So, I was asked what a typewriter ribbon does.  Of course I gave the simple technical answer about the medium for transferring ink to a page, but it really got me thinking.  What really is a ribbon? In a way—in a far-fetched, metaphorical way—a ribbon is akin to a soul.  It’s a medium people use to express their ideas.  Not just those, but their sentiments, their intellect, and all these are recorded through a silk ribbon soaked in ink.  Sometimes one feels that the ribbon will go on forever, pouring out words at their command, but then it unwinds completely, what was once happening, has now ceased. A life only stretches so far, only carries...only gives, so much.  And when that ribbon runs dry, and all those ideas have been committed to a page, it’s purpose has been fulfilled.  When one has given all they’ve got, when one has poured themselves out completely, when one can no longer hold on, they have fulfilled their purpose.  The end of the spool falls away.
Perhaps now, it doesn’t seem…


The nice thing about all metal typewriters, is the fact that I can put magnets on them.  Like this Snoopy picture I drew.  I have also found out that magnetic legos can be used as a sort of office caddy.  Not like I’d use it myself, but the option still stands.  They’re quite strong.

Very strong...


Well, here's one of my ideas.  Me and a buddy are going to open up an etsy shop sometime mid July.  We'll be buying and selling, and repairing.

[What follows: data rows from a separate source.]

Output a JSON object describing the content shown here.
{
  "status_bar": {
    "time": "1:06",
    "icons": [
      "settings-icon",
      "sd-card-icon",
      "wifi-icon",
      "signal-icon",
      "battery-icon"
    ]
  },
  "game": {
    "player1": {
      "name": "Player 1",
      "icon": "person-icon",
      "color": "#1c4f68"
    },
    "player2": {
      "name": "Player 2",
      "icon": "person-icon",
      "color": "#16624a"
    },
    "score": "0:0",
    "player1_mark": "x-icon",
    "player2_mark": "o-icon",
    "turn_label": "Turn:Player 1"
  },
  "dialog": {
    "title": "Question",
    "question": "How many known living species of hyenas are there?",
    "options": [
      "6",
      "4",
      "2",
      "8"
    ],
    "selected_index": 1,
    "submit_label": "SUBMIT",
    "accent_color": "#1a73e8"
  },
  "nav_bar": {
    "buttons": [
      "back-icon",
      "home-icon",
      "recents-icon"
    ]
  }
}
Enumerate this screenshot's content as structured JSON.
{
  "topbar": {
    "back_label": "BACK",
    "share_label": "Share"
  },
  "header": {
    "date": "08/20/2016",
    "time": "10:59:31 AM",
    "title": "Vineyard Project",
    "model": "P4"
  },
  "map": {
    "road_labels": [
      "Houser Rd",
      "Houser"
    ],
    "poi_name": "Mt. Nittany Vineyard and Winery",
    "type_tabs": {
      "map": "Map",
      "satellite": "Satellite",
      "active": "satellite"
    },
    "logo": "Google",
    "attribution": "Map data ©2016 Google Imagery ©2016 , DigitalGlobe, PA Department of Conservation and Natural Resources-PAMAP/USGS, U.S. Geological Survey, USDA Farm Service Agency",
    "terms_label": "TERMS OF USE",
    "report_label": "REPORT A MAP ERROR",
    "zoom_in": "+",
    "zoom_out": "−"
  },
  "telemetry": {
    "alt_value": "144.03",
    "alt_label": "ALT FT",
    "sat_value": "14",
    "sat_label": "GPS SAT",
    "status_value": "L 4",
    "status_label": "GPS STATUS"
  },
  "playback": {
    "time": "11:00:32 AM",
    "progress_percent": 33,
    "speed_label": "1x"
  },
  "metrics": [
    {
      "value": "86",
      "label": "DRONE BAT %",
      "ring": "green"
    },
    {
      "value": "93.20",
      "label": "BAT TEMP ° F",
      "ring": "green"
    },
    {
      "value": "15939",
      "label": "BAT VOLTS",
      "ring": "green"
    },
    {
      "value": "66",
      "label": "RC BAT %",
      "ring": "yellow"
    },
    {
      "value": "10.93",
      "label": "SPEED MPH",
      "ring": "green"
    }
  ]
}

And that's that.  Trash into Cash, right?  Got our sights on two early Underwood 5's, a Remington Super Speed, and a 5, as well as a 2 Royal KMMs an Underwood SX, and a L.C.Smith.